New Rochelle and New York: 1918. Collection of 44 handwritten letters by "Sallie" Sarah Frances Lotta to her boyfriend, later fiance and then husband, "Jim" James S. Crossland. All in transmittal envelopes, and accompanied by a letter of congratulations on their marriage from his brother. More than a simple narrative of courtship, Sallie's letters reveal how an increasingly modern world has opened up new options for women in their careers and their relationships. Sallie's intimate conversations with Jim show how the rising generation is more transparent with their significant others, the extent to which they are more sexually liberated than their parents, and the fact that women were becoming more independent and therefore more assertive about their concerns or needs.
From the opening letter, the complexity of Sallie's feelings are clear. She works in the city at the Banker's Trust Company and maintains an active social life in her free time; and there is concern about how a long-distance relationship with Philadelphia-based Jim will affect that. In February, after all, she admits that "I had made up my mind never to marry." When she misses being accompanied by him to a party on January 16, she feels a wave of loneliness but writes "trying to fight against it all I can, if we work hard the time will come when we won't have to be so far apart." For both of them, the separation is a struggle. Learning each other's minds is difficult, she admits, " since it is hard to express one's feelings on paper," and later that month she urges him to visit her if he is at ill ease. "Don't think for one minute that I don't trust you because I do with my whole heart," she tells him. Engaged by the end of the month, she acknowledges a shift, wherein she wants to go out with the girls from work to dance or visit musical clubs, but doesn't know if she needs to ask permission now. And while in February Sallie apologizes for the intensity of their physical contact, she acknowledges it's a struggle for them both: "I know I shouldn't love you the way I do, it isn't fair to get you so excited but I just can't let go. I know if you were here all the time I would have to marry you secretly." After much discussion and resistance, they give in to their desires, becoming more intimate.
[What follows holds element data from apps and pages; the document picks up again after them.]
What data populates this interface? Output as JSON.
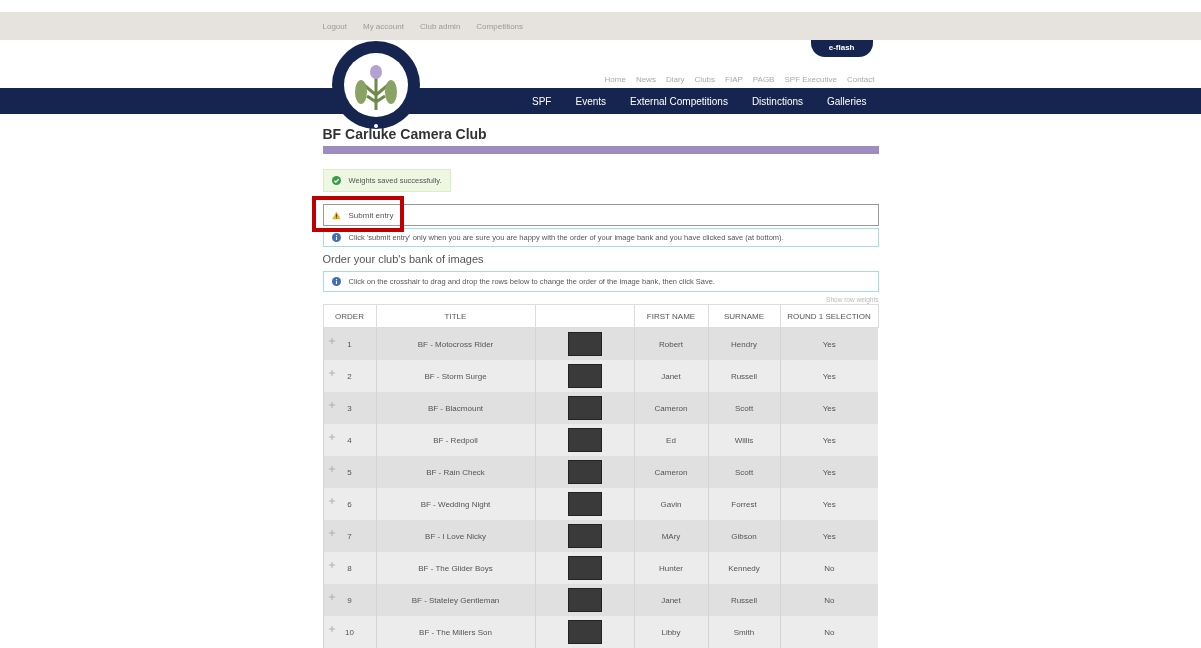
{
  "top_bar": {
    "links": [
      "Logout",
      "My account",
      "Club admin",
      "Competitions"
    ]
  },
  "header": {
    "eflash": "e-flash",
    "secondary_nav": [
      "Home",
      "News",
      "Diary",
      "Clubs",
      "FIAP",
      "PAGB",
      "SPF Executive",
      "Contact"
    ],
    "main_nav": [
      "SPF",
      "Events",
      "External Competitions",
      "Distinctions",
      "Galleries"
    ]
  },
  "page_title": "BF Carluke Camera Club",
  "success_alert": "Weights saved successfully.",
  "submit_entry": {
    "label": "Submit entry",
    "highlighted": true
  },
  "submit_info": "Click 'submit entry' only when you are sure you are happy with the order of your image bank and you have clicked save (at bottom).",
  "section_heading": "Order your club's bank of images",
  "order_info": "Click on the crosshair to drag and drop the rows below to change the order of the image bank, then click Save.",
  "show_row_weights": "Show row weights",
  "table": {
    "columns": [
      "ORDER",
      "TITLE",
      "FIRST NAME",
      "SURNAME",
      "ROUND 1 SELECTION"
    ],
    "rows": [
      {
        "order": "1",
        "title": "BF - Motocross Rider",
        "first_name": "Robert",
        "surname": "Hendry",
        "selection": "Yes"
      },
      {
        "order": "2",
        "title": "BF - Storm Surge",
        "first_name": "Janet",
        "surname": "Russell",
        "selection": "Yes"
      },
      {
        "order": "3",
        "title": "BF - Blacmount",
        "first_name": "Cameron",
        "surname": "Scott",
        "selection": "Yes"
      },
      {
        "order": "4",
        "title": "BF - Redpoll",
        "first_name": "Ed",
        "surname": "Willis",
        "selection": "Yes"
      },
      {
        "order": "5",
        "title": "BF - Rain Check",
        "first_name": "Cameron",
        "surname": "Scott",
        "selection": "Yes"
      },
      {
        "order": "6",
        "title": "BF - Wedding Night",
        "first_name": "Gavin",
        "surname": "Forrest",
        "selection": "Yes"
      },
      {
        "order": "7",
        "title": "BF - I Love Nicky",
        "first_name": "MAry",
        "surname": "Gibson",
        "selection": "Yes"
      },
      {
        "order": "8",
        "title": "BF - The Glider Boys",
        "first_name": "Hunter",
        "surname": "Kennedy",
        "selection": "No"
      },
      {
        "order": "9",
        "title": "BF - Stateley Gentleman",
        "first_name": "Janet",
        "surname": "Russell",
        "selection": "No"
      },
      {
        "order": "10",
        "title": "BF - The Millers Son",
        "first_name": "Libby",
        "surname": "Smith",
        "selection": "No"
      }
    ]
  }
}
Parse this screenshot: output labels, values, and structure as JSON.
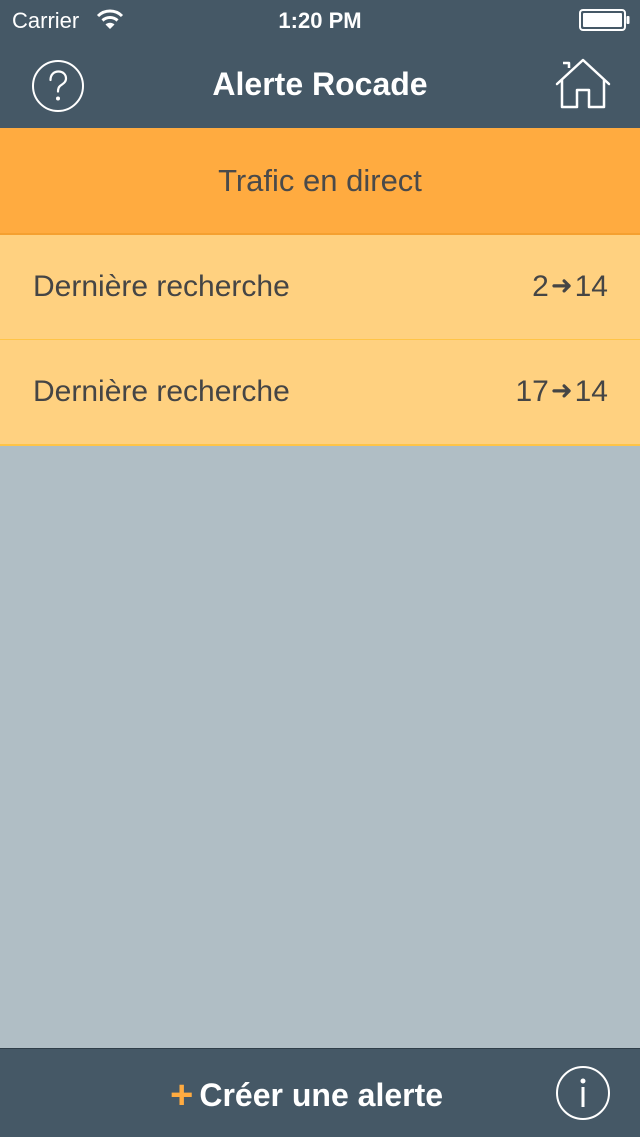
{
  "status_bar": {
    "carrier": "Carrier",
    "time": "1:20 PM",
    "wifi_icon": "wifi-icon",
    "battery_icon": "battery-icon"
  },
  "nav": {
    "title": "Alerte Rocade",
    "help_icon": "question-circle-icon",
    "home_icon": "home-icon"
  },
  "live_traffic": {
    "label": "Trafic en direct"
  },
  "history": [
    {
      "label": "Dernière recherche",
      "from": "2",
      "to": "14"
    },
    {
      "label": "Dernière recherche",
      "from": "17",
      "to": "14"
    }
  ],
  "footer": {
    "plus": "+",
    "create_label": "Créer une alerte",
    "info_icon": "info-circle-icon"
  },
  "colors": {
    "header_bg": "#455866",
    "accent_orange": "#ffab40",
    "row_bg": "#ffd180",
    "page_bg": "#b0bec5"
  }
}
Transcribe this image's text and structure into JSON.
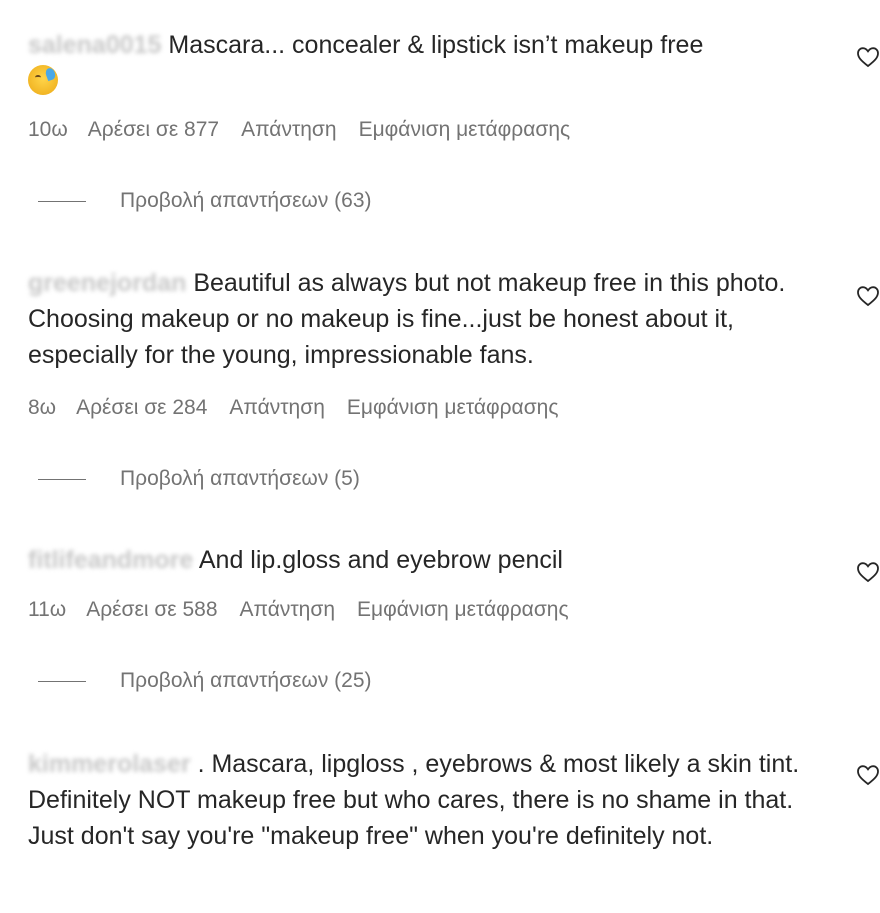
{
  "comments": [
    {
      "username": "salena0015",
      "text": "Mascara... concealer & lipstick isn’t makeup free",
      "emoji_icon": "sweat-smile-emoji",
      "time": "10ω",
      "likes": "Αρέσει σε 877",
      "reply": "Απάντηση",
      "translate": "Εμφάνιση μετάφρασης",
      "view_replies": "Προβολή απαντήσεων (63)"
    },
    {
      "username": "greenejordan",
      "text": "Beautiful as always but not makeup free in this photo. Choosing makeup or no makeup is fine...just be honest about it, especially for the young, impressionable fans.",
      "time": "8ω",
      "likes": "Αρέσει σε 284",
      "reply": "Απάντηση",
      "translate": "Εμφάνιση μετάφρασης",
      "view_replies": "Προβολή απαντήσεων (5)"
    },
    {
      "username": "fitlifeandmore",
      "text": "And lip.gloss and eyebrow pencil",
      "time": "11ω",
      "likes": "Αρέσει σε 588",
      "reply": "Απάντηση",
      "translate": "Εμφάνιση μετάφρασης",
      "view_replies": "Προβολή απαντήσεων (25)"
    },
    {
      "username": "kimmerolaser",
      "text": ". Mascara, lipgloss , eyebrows & most likely a skin tint. Definitely NOT makeup free but who cares, there is no shame in that. Just don't say you're \"makeup free\" when you're definitely not."
    }
  ],
  "icons": {
    "like": "heart-outline-icon"
  },
  "colors": {
    "text": "#262626",
    "meta": "#737373"
  }
}
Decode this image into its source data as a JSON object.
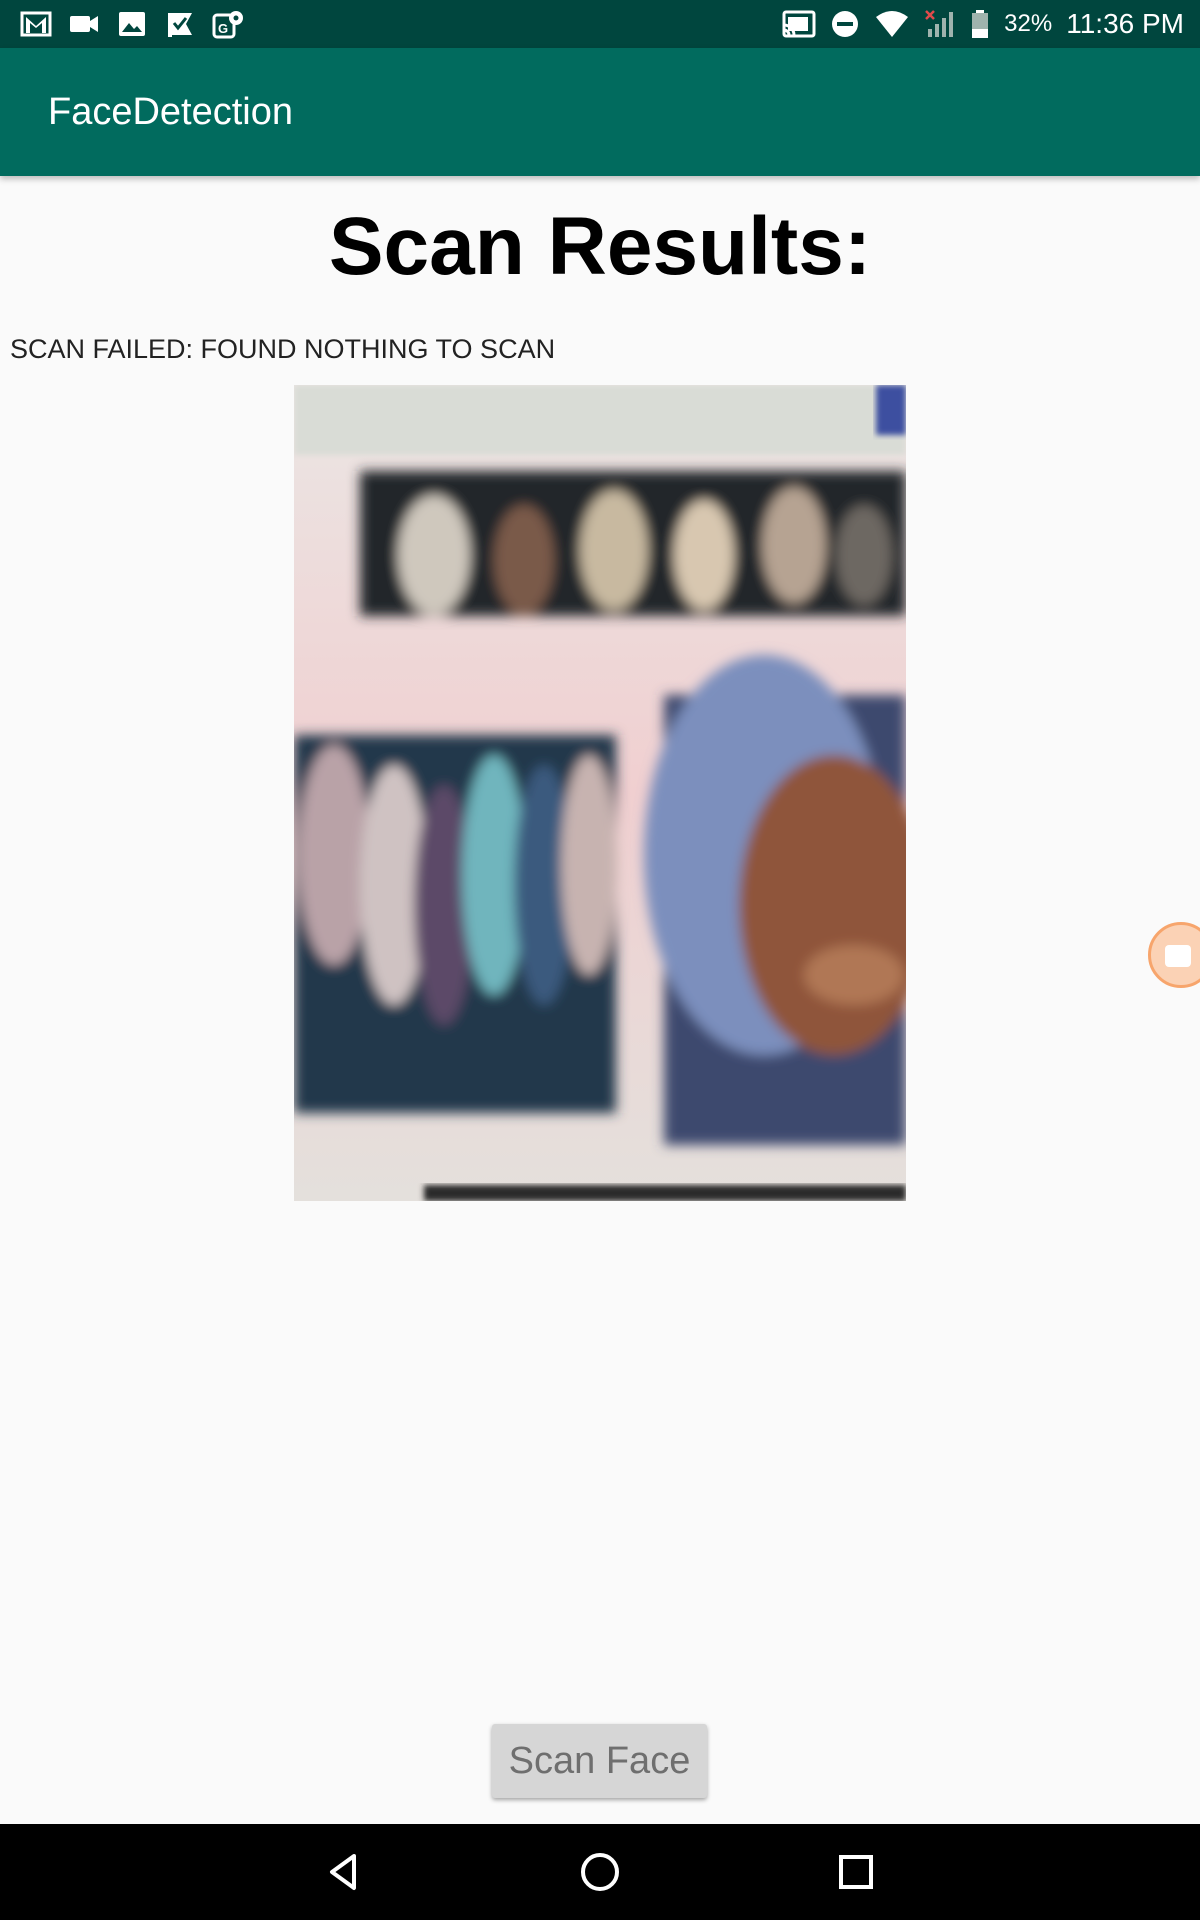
{
  "status_bar": {
    "left_icons": [
      "gmail-icon",
      "video-icon",
      "photo-icon",
      "check-flag-icon",
      "maps-icon"
    ],
    "right_icons": [
      "cast-icon",
      "do-not-disturb-icon",
      "wifi-icon",
      "no-signal-icon",
      "battery-icon"
    ],
    "battery_text": "32%",
    "clock": "11:36 PM",
    "colors": {
      "background": "#00463e",
      "foreground": "#ffffff"
    }
  },
  "app_bar": {
    "title": "FaceDetection",
    "color": "#016b5e"
  },
  "main": {
    "heading": "Scan Results:",
    "status_text": "SCAN FAILED: FOUND NOTHING TO SCAN",
    "photo_icon": "captured-photo",
    "floating_button_icon": "video-camera-icon"
  },
  "actions": {
    "scan_button_label": "Scan Face"
  },
  "nav_bar": {
    "buttons": [
      "back-icon",
      "home-icon",
      "recents-icon"
    ]
  }
}
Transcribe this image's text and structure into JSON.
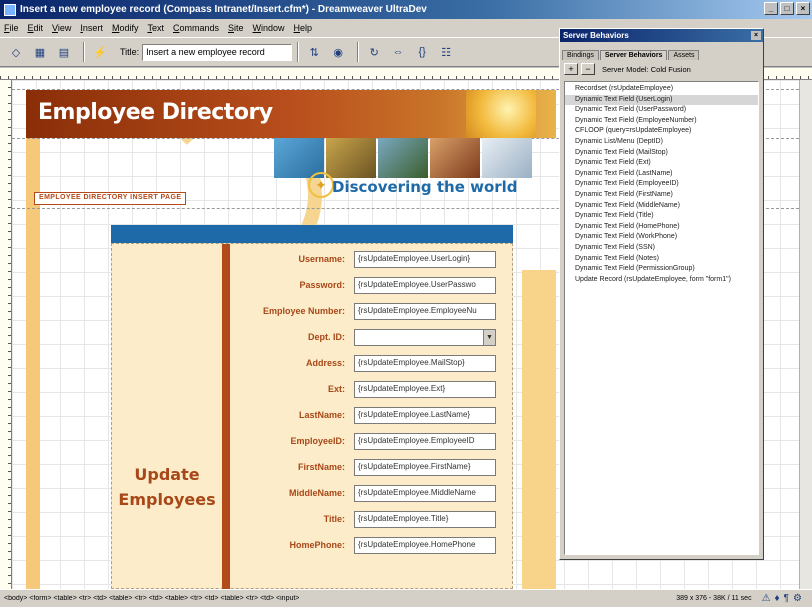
{
  "window": {
    "title": "Insert a new employee record (Compass Intranet/Insert.cfm*) - Dreamweaver UltraDev"
  },
  "menus": [
    "File",
    "Edit",
    "View",
    "Insert",
    "Modify",
    "Text",
    "Commands",
    "Site",
    "Window",
    "Help"
  ],
  "toolbar": {
    "title_label": "Title:",
    "title_value": "Insert a new employee record"
  },
  "page": {
    "banner_title": "Employee Directory",
    "tagline": "Discovering the world",
    "insert_label": "EMPLOYEE DIRECTORY INSERT PAGE",
    "side_heading_line1": "Update",
    "side_heading_line2": "Employees"
  },
  "form_rows": [
    {
      "label": "Username:",
      "value": "{rsUpdateEmployee.UserLogin}"
    },
    {
      "label": "Password:",
      "value": "{rsUpdateEmployee.UserPasswo"
    },
    {
      "label": "Employee Number:",
      "value": "{rsUpdateEmployee.EmployeeNu"
    },
    {
      "label": "Dept. ID:",
      "value": ""
    },
    {
      "label": "Address:",
      "value": "{rsUpdateEmployee.MailStop}"
    },
    {
      "label": "Ext:",
      "value": "{rsUpdateEmployee.Ext}"
    },
    {
      "label": "LastName:",
      "value": "{rsUpdateEmployee.LastName}"
    },
    {
      "label": "EmployeeID:",
      "value": "{rsUpdateEmployee.EmployeeID"
    },
    {
      "label": "FirstName:",
      "value": "{rsUpdateEmployee.FirstName}"
    },
    {
      "label": "MiddleName:",
      "value": "{rsUpdateEmployee.MiddleName"
    },
    {
      "label": "Title:",
      "value": "{rsUpdateEmployee.Title}"
    },
    {
      "label": "HomePhone:",
      "value": "{rsUpdateEmployee.HomePhone"
    }
  ],
  "panel": {
    "title": "Server Behaviors",
    "tabs": [
      "Bindings",
      "Server Behaviors",
      "Assets"
    ],
    "add_button": "+",
    "remove_button": "−",
    "server_model": "Server Model: Cold Fusion",
    "behaviors": [
      "Recordset (rsUpdateEmployee)",
      "Dynamic Text Field (UserLogin)",
      "Dynamic Text Field (UserPassword)",
      "Dynamic Text Field (EmployeeNumber)",
      "CFLOOP (query=rsUpdateEmployee)",
      "Dynamic List/Menu (DeptID)",
      "Dynamic Text Field (MailStop)",
      "Dynamic Text Field (Ext)",
      "Dynamic Text Field (LastName)",
      "Dynamic Text Field (EmployeeID)",
      "Dynamic Text Field (FirstName)",
      "Dynamic Text Field (MiddleName)",
      "Dynamic Text Field (Title)",
      "Dynamic Text Field (HomePhone)",
      "Dynamic Text Field (WorkPhone)",
      "Dynamic Text Field (SSN)",
      "Dynamic Text Field (Notes)",
      "Dynamic Text Field (PermissionGroup)",
      "Update Record (rsUpdateEmployee, form \"form1\")"
    ],
    "selected_index": 1
  },
  "status": {
    "tag_path": "<body> <form> <table> <tr> <td> <table> <tr> <td> <table> <tr> <td> <table> <tr> <td> <input>",
    "size": "389 x 376 - 38K / 11 sec"
  },
  "colors": {
    "accent_brown": "#b24a1a",
    "accent_blue": "#1e6aa8",
    "form_bg": "#fcecc9"
  }
}
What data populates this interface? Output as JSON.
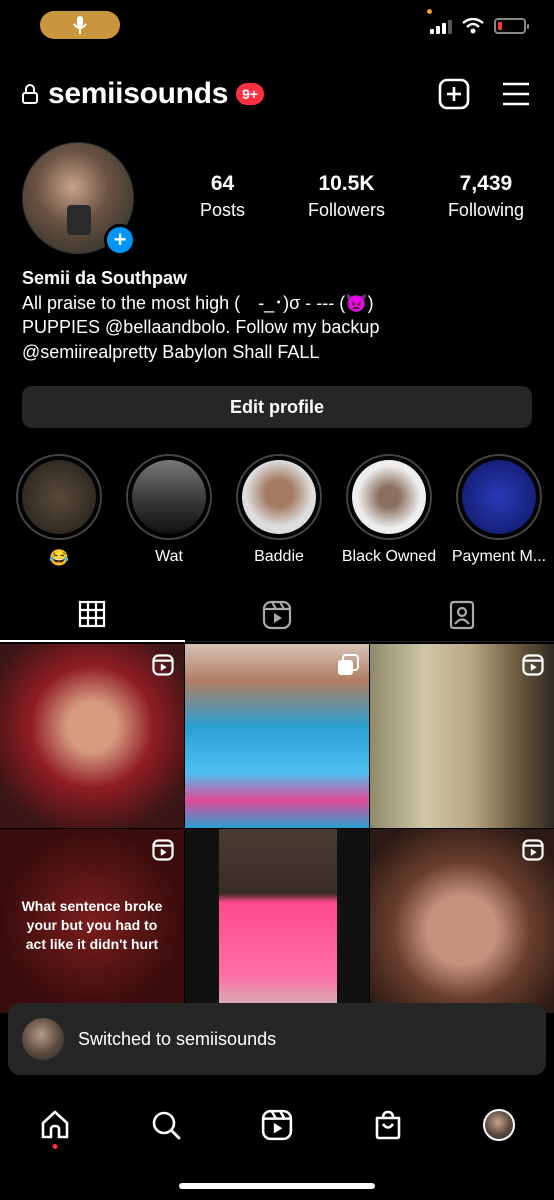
{
  "header": {
    "username": "semiisounds",
    "notification_badge": "9+"
  },
  "profile": {
    "stats": [
      {
        "value": "64",
        "label": "Posts"
      },
      {
        "value": "10.5K",
        "label": "Followers"
      },
      {
        "value": "7,439",
        "label": "Following"
      }
    ],
    "bio": {
      "name": "Semii da Southpaw",
      "lines": [
        "All praise to the most high (　-_･)σ - --- (👿)",
        "PUPPIES @bellaandbolo. Follow my backup",
        "@semiirealpretty Babylon Shall FALL"
      ]
    },
    "edit_button": "Edit profile"
  },
  "highlights": [
    {
      "label": "😂",
      "color": "#3a3a30"
    },
    {
      "label": "Wat",
      "color": "#444444"
    },
    {
      "label": "Baddie",
      "color": "#8a6a5a"
    },
    {
      "label": "Black Owned",
      "color": "#6a5a50"
    },
    {
      "label": "Payment M...",
      "color": "#1a2a8a"
    }
  ],
  "grid": {
    "post_4_text": "What sentence broke your but you had to act like it didn't hurt"
  },
  "toast": {
    "text": "Switched to semiisounds"
  },
  "colors": {
    "accent_blue": "#0095f6",
    "badge_red": "#ff3040",
    "button_bg": "#262626"
  }
}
Married through their private consummation, she begins calling him her husband and herself his wife, declaring "I'm beginning to get naughty with my expressions but we understand each other now dear & we are married now just between ourselves with nobody else in on this...I need you dear very much and long to see you so & feel your body so close to mine."
For all this, the world's instability and shifts leave Sallie with some concerns. A bomb scare in her building in January, instigated by "a German employee of this bank discharged right before Christmas" brings the tensions of the war directly into view. Sallie expresses concern that it adds pressure to the couple to make commitments before they should. She wonders if they "should have waited until we knew each other better" and whether she'll disappoint him (April); and at the same time that she worries about Jim being called away to war, she also worries about her sister's unplanned pregnancy, and whether a similar thing could happen to them. "I'm not doing anything with my eyes closed...let me tell you there is no safe way of controlling what God has planned...Helen told me what she and Carl do and even then there is a chance for slips because this present time was a slip even though they wanted it they hadn't planned for anything of the kind" (February).
What stands out above all is that Sallie and Jim, unlike the more constrained generations before them, are open and discuss everything. From their own physical ailments, their families' nosiness and unwanted opinions, to their self-doubts, their desires, their income inequalities the couple lay a frank foundation for their marriage. Sallie is a modern woman, aware of her independence; and she makes it clear that loving and being with Jim is as much as a choice for her as it is for him. An opportunity for wide-ranging research including women's employment, changing practices of courtship, sexuality, contraception, disease and its spread, female communities, fashion, genealogy and much else. (Item #4064)